The project included widening the channel and placing an 18-inch sewer line in the invert of the creek, which was closely bordered by residences. Finding a cost-effective solution that provided natural aesthetics was critical to local government officials as well as to the city’s residents. A cellular confinement system was chosen to provide channel embankment protection as well as a series of vehicle ramps, service roads and scour aprons.
The geocell system, manufactured by Presto Products, Appleton, Wis., is an expandable, honeycomb-like structure used to confine and improve the performance of specified infill materials. Stacked sections along the channel side slopes can withstand high flows and associated hydraulic stresses and tolerate differential settlement without loss of structural integrity.
In January 1995, two years after construction, the section of Cirby Creek’s channel protected by the geocell structure was under more than 10 feet of water during winter flooding. While many areas of the city suffered significant flood damage, the area bolstered by the geocell system made it through the flood well and has since required no maintenance, according to Garth Gaylord, associate civil engineer for Roseville’s department of public works and director of the city’s flood plain management section.
During a site visit following the flooding, engineer Sara Conner of CalTrans, the state transportation department, found no damage to the geocell channel protection system in spite of very obvious flooding evidence up the wall face.

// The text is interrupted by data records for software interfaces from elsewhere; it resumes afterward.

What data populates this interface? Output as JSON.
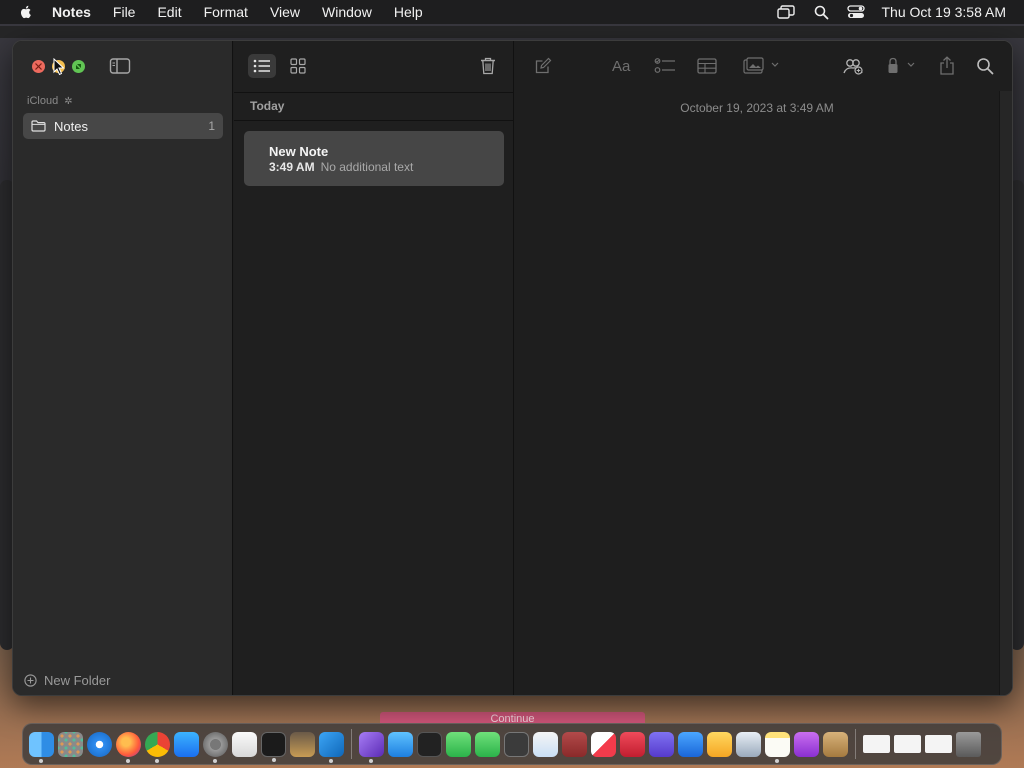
{
  "menubar": {
    "app_name": "Notes",
    "items": [
      "File",
      "Edit",
      "Format",
      "View",
      "Window",
      "Help"
    ],
    "clock": "Thu Oct 19  3:58 AM",
    "status_icons": [
      "screen-mirroring-icon",
      "spotlight-search-icon",
      "control-center-icon"
    ]
  },
  "window": {
    "sidebar": {
      "section_label": "iCloud",
      "folders": [
        {
          "name": "Notes",
          "count": "1"
        }
      ],
      "new_folder_label": "New Folder"
    },
    "list": {
      "section_header": "Today",
      "notes": [
        {
          "title": "New Note",
          "time": "3:49 AM",
          "preview": "No additional text"
        }
      ]
    },
    "editor": {
      "date": "October 19, 2023 at 3:49 AM"
    }
  },
  "dock": {
    "apps": [
      "finder",
      "launchpad",
      "safari",
      "firefox",
      "chrome",
      "app-store",
      "system-settings",
      "textedit",
      "terminal",
      "instruments",
      "vscode",
      "visual-studio",
      "onedrive",
      "activity-monitor",
      "messages",
      "facetime",
      "calculator",
      "freeform",
      "dictionary",
      "news",
      "news-badge",
      "mastodon",
      "keynote",
      "home",
      "photo-preview",
      "notes",
      "podcasts",
      "archive-utility"
    ],
    "background_windows": 3
  },
  "banner": {
    "text": "Continue"
  },
  "colors": {
    "close": "#ed6a5e",
    "minimize": "#f4bf4f",
    "zoom": "#61c554",
    "selection": "#474747"
  }
}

Roseville decided against using concrete revetments and gabion walls, even though the required channel widening called for near vertical cuts. The use of the geocell material provided the city with the chance to install a naturally friendly alternative system for bank protection, thus meeting the desire to maintain the neighborhood’s aesthetically pleasing appearance.

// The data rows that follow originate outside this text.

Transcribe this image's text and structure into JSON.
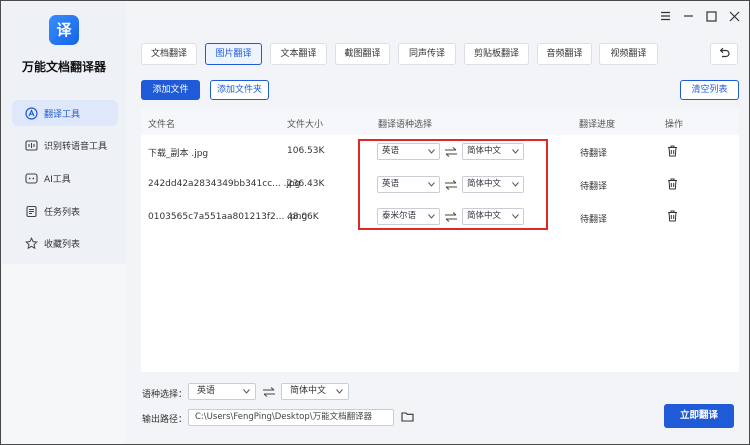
{
  "app": {
    "logo_char": "译",
    "title": "万能文档翻译器"
  },
  "sidebar": {
    "items": [
      {
        "label": "翻译工具",
        "icon": "translate-icon",
        "active": true
      },
      {
        "label": "识别转语音工具",
        "icon": "voice-icon",
        "active": false
      },
      {
        "label": "AI工具",
        "icon": "ai-icon",
        "active": false
      },
      {
        "label": "任务列表",
        "icon": "task-list-icon",
        "active": false
      },
      {
        "label": "收藏列表",
        "icon": "star-icon",
        "active": false
      }
    ]
  },
  "tabs": [
    {
      "label": "文档翻译"
    },
    {
      "label": "图片翻译",
      "active": true
    },
    {
      "label": "文本翻译"
    },
    {
      "label": "截图翻译"
    },
    {
      "label": "同声传译"
    },
    {
      "label": "剪贴板翻译"
    },
    {
      "label": "音频翻译"
    },
    {
      "label": "视频翻译"
    }
  ],
  "toolbar": {
    "add_file": "添加文件",
    "add_folder": "添加文件夹",
    "clear_list": "清空列表"
  },
  "table": {
    "headers": {
      "name": "文件名",
      "size": "文件大小",
      "lang": "翻译语种选择",
      "progress": "翻译进度",
      "action": "操作"
    },
    "rows": [
      {
        "name": "下载_副本 .jpg",
        "size": "106.53K",
        "source": "英语",
        "target": "简体中文",
        "status": "待翻译"
      },
      {
        "name": "242dd42a2834349bb341cc... .jpg",
        "size": "236.43K",
        "source": "英语",
        "target": "简体中文",
        "status": "待翻译"
      },
      {
        "name": "0103565c7a551aa801213f2... .png",
        "size": "48.06K",
        "source": "泰米尔语",
        "target": "简体中文",
        "status": "待翻译"
      }
    ]
  },
  "bottom": {
    "lang_label": "语种选择：",
    "source": "英语",
    "target": "简体中文",
    "output_label": "输出路径：",
    "output_path": "C:\\Users\\FengPing\\Desktop\\万能文档翻译器",
    "translate_button": "立即翻译"
  },
  "colors": {
    "accent": "#1f5bd8",
    "highlight": "#e02828"
  }
}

The decision to use the geocell system was based on site constraints, poor foundation soils, a short installation timeframe and construction cost savings of $45,000 when compared to the use of gabions. Design flexibility allowed the system to meet specific site criteria as well as compatibility with local environmental and aesthetic requirements. Vegetation taking root in the tan-colored cells provided a natural appearance.

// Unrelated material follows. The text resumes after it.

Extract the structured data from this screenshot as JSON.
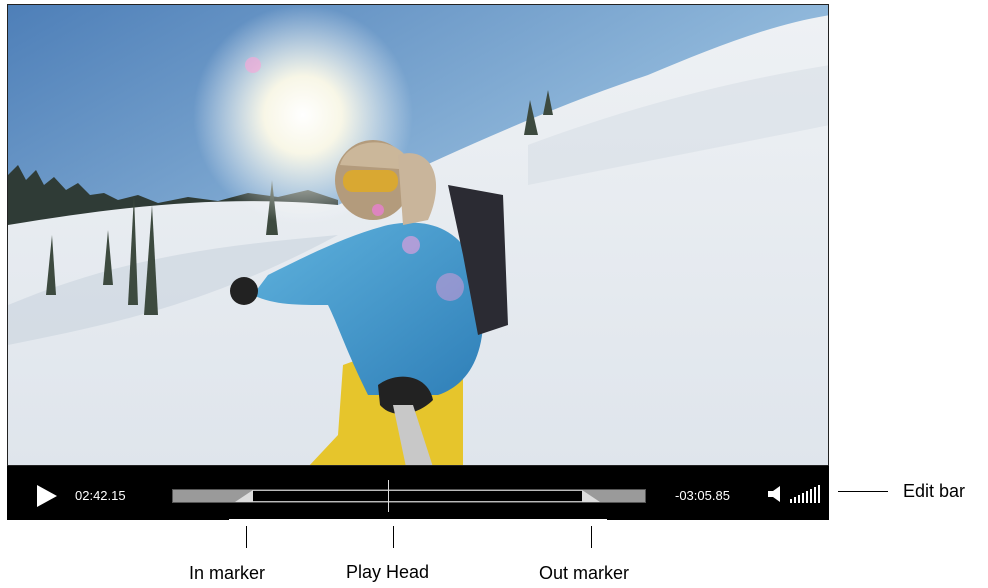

Roseville’s project at Cirby Creek was unique in that the geocell system was used in all four traditional applications: load support, channel protection, slope protection and earth retention.
Erosion Control Show
More than 70 speakers, including Dave Rosgen and Deron Austin, will address attendees at the International Erosion Control Association’s Conference and Trade Exposition in Nashville, Tenn., February 25-28. Rosgen will lead a one-day course on natural channel design, and Austin will speak on steep slope stabilization.
Other topics covered in technical sessions will include stormwater management, stream and channel stabilization, policies and management practices and wetlands design/construction. For those seeking designation as a Certified Professional in Erosion and Sediment Control, tutorials and exams will be offered.
In addition, 120 product and technology exhibits covering around 40,000 square feet will be featured. For more information, contact the IECA at (800) 455- 4322 or http://www.ieca.org.